3rd Annual Irvine Brain Bee goes VIRTUAL!
Written by Jaclyn Beck
On March 20, 2021, more than 40 high school students joined the UC Irvine Center for the Neurobiology of Learning and Memory (CNLM) Brain Bee via Zoom to learn about the brain. In years prior, the Brain Bee had a written exam and a lab practicum, followed by a final show-down among the top 10 contestants. With everything going virtual this year, Brain Bee organizers decided to create a Zoom-friendly version of the competition that was filled with facts, fun, and friendly competition.
“The annual Irvine Brain Bee is such an interactive, involved event. We knew bringing that same level of excitement to an online venue was going to be a challenge. But the brain bee committee, poster presenters, and of course the motivated high school participants did a phenomenal job adapting to the virtual environment. We brought in some new elements this year to replace some less zoom-friendly parts of the Brain Bee, but I think these could make a wonderful additional to our traditional annual event.” – Rachael Hokenson, Brain Bee Committee co-chair.

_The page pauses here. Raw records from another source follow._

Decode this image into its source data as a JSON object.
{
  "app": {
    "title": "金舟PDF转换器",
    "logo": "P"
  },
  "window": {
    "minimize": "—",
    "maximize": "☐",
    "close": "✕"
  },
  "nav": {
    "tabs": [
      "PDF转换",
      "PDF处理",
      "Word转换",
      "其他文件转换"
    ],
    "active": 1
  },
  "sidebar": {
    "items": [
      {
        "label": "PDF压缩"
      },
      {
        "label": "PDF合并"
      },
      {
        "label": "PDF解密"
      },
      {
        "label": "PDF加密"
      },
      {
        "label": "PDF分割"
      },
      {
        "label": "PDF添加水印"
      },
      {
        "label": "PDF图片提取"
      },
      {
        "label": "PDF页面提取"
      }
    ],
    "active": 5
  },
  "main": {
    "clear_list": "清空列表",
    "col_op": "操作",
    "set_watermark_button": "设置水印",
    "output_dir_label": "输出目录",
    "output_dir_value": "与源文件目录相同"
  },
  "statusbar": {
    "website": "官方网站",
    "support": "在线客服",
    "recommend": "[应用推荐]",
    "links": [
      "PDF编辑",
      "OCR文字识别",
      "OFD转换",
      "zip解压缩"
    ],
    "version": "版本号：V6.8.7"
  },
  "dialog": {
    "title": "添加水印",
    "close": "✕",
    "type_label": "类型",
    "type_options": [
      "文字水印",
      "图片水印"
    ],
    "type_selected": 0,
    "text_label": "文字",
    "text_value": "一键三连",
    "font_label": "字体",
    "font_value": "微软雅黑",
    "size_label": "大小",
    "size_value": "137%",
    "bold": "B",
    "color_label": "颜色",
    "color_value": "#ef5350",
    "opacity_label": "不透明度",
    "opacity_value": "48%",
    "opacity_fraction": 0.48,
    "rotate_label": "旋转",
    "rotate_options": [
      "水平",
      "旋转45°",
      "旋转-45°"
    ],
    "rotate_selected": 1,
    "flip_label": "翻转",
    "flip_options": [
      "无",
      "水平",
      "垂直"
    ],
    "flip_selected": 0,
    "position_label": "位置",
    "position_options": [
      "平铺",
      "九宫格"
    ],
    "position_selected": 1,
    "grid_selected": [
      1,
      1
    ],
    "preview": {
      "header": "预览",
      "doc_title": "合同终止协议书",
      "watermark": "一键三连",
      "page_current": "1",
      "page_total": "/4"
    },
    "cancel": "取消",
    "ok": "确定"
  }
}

New to the event this year: a virtual poster session led by UC Irvine graduate students Olivia Bernstein, Aby Flores, Steve Granger, and Julia Tomasello. The four presenters made infographics of their original research specifically for the Brain Bee, and talked about their work on stress, Alzheimer’s disease, depression, anxiety, and brain parasites! The poster session gave Brain Bee participants a taste of the wide variety of topics that neuroscientists study and provided the opportunity for meaningful engagement with graduate students. For the aspiring scientists in the group, it showed what they could be working on in just a few short years.
Students also participated in five interactive learning sessions led by UCI graduate students and postdocs. Postdoctoral Fellow Dr. Sarah Kark took students on a virtual tour of a real human brain. Students also learned how neurons use electrical signals to control muscles, in the best way possible: session leaders hooked themselves up to a Muscle SpikerBox (Backyard Brains) and controlled either a claw or each other by flexing their own muscles. Students also learned about optical illusions and other brain “tricks,” and played memory games to see how short term memory works. Lastly, they experimented in a virtual lab, recording simulated neuron activity from a leech to learn how different neurons respond to touch.
The keynote speech was given by UCI’s own Dr. Craig Stark. This was Dr. Stark’s 100th talk, and it was an exciting one. He spoke about his work researching how and why our memory gets worse with age. He noted that as we get older, our brains start to lose white matter, the information highways between neurons. But Brain Bee students were delighted to hear one of Dr. Stark’s potential solutions to this problem: video games! “Most labs here are doing complex experiments, and I’m having people play Angry Birds,” he joked. He talked about several studies showing that regularly playing a video game can help improve memory in older adults. The important thing, he stressed, is that the game needs to have some sort of exploration, building, or learning component to it. Several of the students were no doubt happy to be able to use this as a reason to play more video games.
The Brain Bee wrapped up with a friendly brain trivia competition, with participants entering their answers remotely and competing for prizes. First place winners from each of the four rounds were Tanush Paradeshi, Sophia Chen, Aditya Mittal, and Aryan Pandley. Second place winners were Siddhant Karmali, Geoffrey Zhang, Kayla Roh, and Jason Chen. The informal competition and interactivity of the day’s events made for a great and engaging virtual Brain Bee. Caden Henningfield, Brain Bee Committee co-chair, says of the event: "Although online this year, I had a blast helping to plan the 2021 Irvine Brain Bee! I'm glad we could bring some interactive and fun neuroscience activities to these high schoolers and I hope they enjoyed learning about the brain from all of our great volunteers!"
Please explore the original infographics presented at the 2021 Virtual Brain Bee.
Jaclyn Beck received her M.S. in Computer Science from UW-Madison and is now a PhD student in neuroscience at UCI. She studies how the brain’s immune system plays a role in the development of Alzheimer’s disease. She is very interested in making science fun and educational for children and adults alike. She hopes that encouraging good communication between scientists and the general public will lead to a larger and more diverse group of scientists.